Instead of an address, the note simply begins, “Good luck.” A fairly standard, pleasant wish. But again, in the show’s context, this brand of self-conscious warmth comes off aloof and brisk. There are a whole bunch of passive-aggressive variants of “good luck”, not least in Girls. “Good luck with your hit album,” is Hannah’s sarcastic “fuck you” to Marnie when she refuses to pick her up two episodes previously (“Homeward Bound”). When Shoshanna and her ex Scott bump into each other in a Japanese restaurant in the same episode, she tells him he has a “sake gut”. He shoots back, “You know what? Have a great life. I hope everything works out for you. Good luck, Shosh.” She is infuriated. “Oh, no, no. Don’t you ‘good luck’ me. That is, like, the meanest thing that you could ever say to anybody.”
These bitter, sarcastic uses of the phrase are pointed because they also say, “I’m done.
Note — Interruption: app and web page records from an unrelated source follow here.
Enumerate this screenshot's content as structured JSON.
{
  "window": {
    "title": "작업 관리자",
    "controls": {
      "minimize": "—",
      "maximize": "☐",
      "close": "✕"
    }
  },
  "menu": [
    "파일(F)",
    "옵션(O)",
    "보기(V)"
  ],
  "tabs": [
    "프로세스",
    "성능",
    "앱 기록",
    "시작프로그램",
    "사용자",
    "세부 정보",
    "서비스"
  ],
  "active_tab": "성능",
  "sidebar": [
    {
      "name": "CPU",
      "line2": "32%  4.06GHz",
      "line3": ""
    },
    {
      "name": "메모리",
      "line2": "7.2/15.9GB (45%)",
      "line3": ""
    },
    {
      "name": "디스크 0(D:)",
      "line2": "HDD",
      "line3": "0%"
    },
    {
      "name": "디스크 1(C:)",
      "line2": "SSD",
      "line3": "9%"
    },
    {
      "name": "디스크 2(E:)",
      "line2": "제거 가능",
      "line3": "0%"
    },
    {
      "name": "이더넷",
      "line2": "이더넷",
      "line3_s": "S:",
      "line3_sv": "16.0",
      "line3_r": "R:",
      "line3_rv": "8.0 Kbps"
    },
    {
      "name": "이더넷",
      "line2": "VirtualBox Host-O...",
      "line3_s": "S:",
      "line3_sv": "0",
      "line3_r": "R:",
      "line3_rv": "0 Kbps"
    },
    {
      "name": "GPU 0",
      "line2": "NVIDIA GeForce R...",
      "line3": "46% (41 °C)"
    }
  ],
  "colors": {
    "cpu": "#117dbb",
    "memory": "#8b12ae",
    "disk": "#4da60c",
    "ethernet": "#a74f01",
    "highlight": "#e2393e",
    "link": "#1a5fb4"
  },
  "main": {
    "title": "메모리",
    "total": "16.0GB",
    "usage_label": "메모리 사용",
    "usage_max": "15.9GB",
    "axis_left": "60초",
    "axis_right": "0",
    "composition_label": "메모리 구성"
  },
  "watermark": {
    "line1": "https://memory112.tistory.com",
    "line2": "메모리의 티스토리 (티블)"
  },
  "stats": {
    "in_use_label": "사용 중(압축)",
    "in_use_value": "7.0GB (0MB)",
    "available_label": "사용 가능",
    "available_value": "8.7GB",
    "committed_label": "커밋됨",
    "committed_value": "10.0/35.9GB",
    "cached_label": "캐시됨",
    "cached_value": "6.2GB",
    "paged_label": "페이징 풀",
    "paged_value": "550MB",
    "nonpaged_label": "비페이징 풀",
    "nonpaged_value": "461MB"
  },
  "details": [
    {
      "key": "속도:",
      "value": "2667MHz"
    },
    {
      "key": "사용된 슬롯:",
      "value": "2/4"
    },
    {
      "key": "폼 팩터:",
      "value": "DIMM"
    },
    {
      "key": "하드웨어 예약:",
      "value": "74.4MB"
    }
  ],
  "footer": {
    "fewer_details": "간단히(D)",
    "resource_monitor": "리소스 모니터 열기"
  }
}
I’m out of your life.” But Hannah is keen to insist that there is no sarcasm to her “good luck”.
The note continues, “I mean that sincerely.” She genuinely wishes them the best, a fact further emphasised by the effort she’s made to write the note out by hand. (Fran says of his brother in the episode “Homeward Bound”, “He fucking handwrote a letter […] That’s how much he meant it!”)
But does that lessen the phrase’s potential to wound? Hannah clearly doesn’t mean it when she wishes Marnie “good luck” (any viewer knows they’ll be talking again soon, probably within the episode) so it can’t really hurt her. But if she really means what she says to Adam and Jessa, does that also make it a real farewell?
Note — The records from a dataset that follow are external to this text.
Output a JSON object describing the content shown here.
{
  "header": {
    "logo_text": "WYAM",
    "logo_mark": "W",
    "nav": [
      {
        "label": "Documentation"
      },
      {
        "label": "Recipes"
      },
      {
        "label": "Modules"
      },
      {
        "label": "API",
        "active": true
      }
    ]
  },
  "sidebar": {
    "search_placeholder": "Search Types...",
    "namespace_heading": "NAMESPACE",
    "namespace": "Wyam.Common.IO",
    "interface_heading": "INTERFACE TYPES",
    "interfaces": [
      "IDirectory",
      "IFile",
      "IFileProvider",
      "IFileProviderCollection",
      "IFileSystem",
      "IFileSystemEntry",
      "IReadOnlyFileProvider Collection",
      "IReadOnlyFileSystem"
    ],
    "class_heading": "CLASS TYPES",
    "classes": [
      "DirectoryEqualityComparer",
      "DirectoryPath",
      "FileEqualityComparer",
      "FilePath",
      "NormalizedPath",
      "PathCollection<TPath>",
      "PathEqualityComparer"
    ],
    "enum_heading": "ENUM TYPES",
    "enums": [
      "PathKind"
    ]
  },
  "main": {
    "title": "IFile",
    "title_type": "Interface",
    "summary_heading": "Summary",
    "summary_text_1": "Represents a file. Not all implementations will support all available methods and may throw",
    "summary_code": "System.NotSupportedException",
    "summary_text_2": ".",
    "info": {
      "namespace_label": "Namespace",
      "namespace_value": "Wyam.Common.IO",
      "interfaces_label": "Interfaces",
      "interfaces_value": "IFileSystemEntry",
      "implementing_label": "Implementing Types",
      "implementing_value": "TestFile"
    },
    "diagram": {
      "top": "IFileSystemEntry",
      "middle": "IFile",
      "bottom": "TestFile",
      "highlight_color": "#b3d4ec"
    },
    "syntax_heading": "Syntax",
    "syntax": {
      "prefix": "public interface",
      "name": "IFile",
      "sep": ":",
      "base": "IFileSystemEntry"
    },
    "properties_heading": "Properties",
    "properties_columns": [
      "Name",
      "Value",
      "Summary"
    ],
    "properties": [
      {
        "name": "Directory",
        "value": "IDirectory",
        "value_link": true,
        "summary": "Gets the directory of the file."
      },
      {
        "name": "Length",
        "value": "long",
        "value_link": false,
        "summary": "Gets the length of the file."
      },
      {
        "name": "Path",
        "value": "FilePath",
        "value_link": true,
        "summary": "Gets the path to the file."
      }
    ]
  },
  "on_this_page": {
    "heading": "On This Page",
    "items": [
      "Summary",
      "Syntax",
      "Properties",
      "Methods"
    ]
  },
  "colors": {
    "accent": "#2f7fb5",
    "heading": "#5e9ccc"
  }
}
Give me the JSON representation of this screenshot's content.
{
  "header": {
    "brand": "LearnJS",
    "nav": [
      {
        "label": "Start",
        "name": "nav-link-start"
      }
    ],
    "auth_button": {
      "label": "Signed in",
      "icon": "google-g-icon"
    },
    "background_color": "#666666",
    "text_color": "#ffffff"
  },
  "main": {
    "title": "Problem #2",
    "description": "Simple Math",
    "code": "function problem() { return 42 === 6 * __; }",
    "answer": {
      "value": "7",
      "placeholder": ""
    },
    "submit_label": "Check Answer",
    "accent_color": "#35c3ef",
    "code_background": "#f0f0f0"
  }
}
This plays on one of Jessa’s greatest fears. As she tells Adam, “Hannah is my dearest friend. She will always come first. We may not be talking right now, and I hope to God that that changes. So, you saying that she’s not in our lives anymore doesn’t work for me.” The formality of Hannah’s tone (the word “sincerely”, instead of something more colloquial, adds connotations of formal farewells due to its use in letter-writing) only sharpens the blade.
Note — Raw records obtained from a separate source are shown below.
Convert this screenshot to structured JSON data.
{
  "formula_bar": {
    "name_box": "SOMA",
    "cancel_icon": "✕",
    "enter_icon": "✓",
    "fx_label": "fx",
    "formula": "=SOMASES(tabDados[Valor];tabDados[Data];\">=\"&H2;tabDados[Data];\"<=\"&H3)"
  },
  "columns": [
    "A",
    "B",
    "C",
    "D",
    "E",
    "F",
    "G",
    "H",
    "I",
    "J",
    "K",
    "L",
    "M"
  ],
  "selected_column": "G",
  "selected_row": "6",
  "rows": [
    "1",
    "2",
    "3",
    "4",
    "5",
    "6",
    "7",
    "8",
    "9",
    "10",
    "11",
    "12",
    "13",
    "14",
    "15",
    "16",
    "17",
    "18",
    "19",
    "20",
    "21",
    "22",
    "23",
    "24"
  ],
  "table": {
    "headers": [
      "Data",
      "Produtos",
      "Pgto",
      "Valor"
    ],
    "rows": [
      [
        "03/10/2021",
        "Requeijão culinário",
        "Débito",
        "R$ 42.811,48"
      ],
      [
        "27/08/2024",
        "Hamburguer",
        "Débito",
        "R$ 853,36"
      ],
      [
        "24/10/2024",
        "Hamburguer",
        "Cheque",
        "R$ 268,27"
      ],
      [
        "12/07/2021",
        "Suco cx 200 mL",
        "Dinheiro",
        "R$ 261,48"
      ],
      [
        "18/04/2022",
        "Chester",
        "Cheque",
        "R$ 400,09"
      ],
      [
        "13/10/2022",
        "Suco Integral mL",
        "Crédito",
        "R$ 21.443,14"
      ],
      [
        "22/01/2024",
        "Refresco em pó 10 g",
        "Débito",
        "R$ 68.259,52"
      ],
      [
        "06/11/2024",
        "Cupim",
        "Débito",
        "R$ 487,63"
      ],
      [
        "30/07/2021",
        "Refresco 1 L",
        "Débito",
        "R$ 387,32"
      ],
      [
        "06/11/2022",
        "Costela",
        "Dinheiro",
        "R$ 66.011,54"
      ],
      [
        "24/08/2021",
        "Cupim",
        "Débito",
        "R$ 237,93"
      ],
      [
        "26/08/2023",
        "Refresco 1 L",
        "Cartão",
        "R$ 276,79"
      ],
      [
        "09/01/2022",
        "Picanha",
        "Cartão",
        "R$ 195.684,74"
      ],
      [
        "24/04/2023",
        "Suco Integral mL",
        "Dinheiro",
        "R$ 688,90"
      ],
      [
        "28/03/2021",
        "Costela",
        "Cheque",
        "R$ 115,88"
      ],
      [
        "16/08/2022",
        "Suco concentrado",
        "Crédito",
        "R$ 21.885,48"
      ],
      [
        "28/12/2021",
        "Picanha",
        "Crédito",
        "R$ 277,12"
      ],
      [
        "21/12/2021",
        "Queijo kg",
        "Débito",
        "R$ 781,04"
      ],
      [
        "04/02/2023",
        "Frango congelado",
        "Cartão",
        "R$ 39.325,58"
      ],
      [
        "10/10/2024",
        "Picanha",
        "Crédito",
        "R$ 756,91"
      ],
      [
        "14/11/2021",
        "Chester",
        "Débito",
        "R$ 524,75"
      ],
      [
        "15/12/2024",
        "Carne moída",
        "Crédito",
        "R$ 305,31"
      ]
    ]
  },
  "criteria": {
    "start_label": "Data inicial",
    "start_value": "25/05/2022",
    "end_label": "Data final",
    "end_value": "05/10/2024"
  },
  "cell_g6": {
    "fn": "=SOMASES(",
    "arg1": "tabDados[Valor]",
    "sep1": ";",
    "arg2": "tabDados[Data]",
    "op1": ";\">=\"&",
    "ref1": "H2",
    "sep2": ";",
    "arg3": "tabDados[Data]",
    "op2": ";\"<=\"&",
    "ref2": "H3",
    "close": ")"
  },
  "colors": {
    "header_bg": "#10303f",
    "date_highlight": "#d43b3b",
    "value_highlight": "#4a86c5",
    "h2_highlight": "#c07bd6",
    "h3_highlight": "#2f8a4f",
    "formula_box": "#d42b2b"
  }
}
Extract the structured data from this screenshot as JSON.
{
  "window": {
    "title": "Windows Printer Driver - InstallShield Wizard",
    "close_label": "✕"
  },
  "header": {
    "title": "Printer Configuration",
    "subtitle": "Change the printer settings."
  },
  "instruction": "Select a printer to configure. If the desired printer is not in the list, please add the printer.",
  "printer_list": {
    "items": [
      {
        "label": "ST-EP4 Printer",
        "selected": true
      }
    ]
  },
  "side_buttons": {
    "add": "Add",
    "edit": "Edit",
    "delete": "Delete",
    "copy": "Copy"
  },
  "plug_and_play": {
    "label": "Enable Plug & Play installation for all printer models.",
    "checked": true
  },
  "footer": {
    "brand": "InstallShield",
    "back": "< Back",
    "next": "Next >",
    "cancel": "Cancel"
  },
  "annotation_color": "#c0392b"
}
She signs off with “In perpetuity, Hannah”. Because, “That’s the fact, you know? I’m Hannah forever.” Again Hannah has picked up on one of Adam and Jessa’s greatest fears for their relationship. Jessa speaks in eternities when she talks of her relationship with Hannah: Hannah “always” comes first, and so she can “never” forgive Adam for coming between them. “We will never be done with her!” she screams at Adam. “We could die in the same bed and I will never forgive you.” Meanwhile, Adam yells that “Hannah is a c**t whether she’s around or not,” and that he’ll “run her over with [his] car” to try and get rid of her. Their fear for their relationship is that even if Hannah’s not present, she will always be there. In perpetuity.
So, even if it is meant as a farewell, the fruit basket reminds them of Hannah’s perpetual presence. The lack of address on the basket will also hint that Hannah actually was physically there, in their hallway, delivering the basket during their fight. “Hannah” is the only name on the note, speaking louder than Adam and Jessa’s own absent names. In the final shot we see of the couple, Hannah’s name seems to echo in the silence as they lie naked on the floor of Adam’s apartment, “Can’t Take My Eyes Off You” the ironically triumphant score, the fruit basket waiting undiscovered outside.
Leaving behind this marker of herself gives Hannah a sense of triumph, and the episode ends with a victorious freeze-frame like something out of Rocky or The Breakfast Club. She feels “free” because, as she explains, “when I showed up, I heard screaming and I heard my name and I heard madness”.
Her sense of satisfaction comes from their anger: her fear was that Adam and Jessa would be calm and happy, and she would be alone, weeping and screaming their names, but, to her delight, the opposite has happened. She feels like the one with the upper hand, with silent power over them, refusing to submit to their power over her. For me, this isn’t a sign of Hannah’s maturity. It’s simply a sign of her power, and her discovery of her ability to use it over others.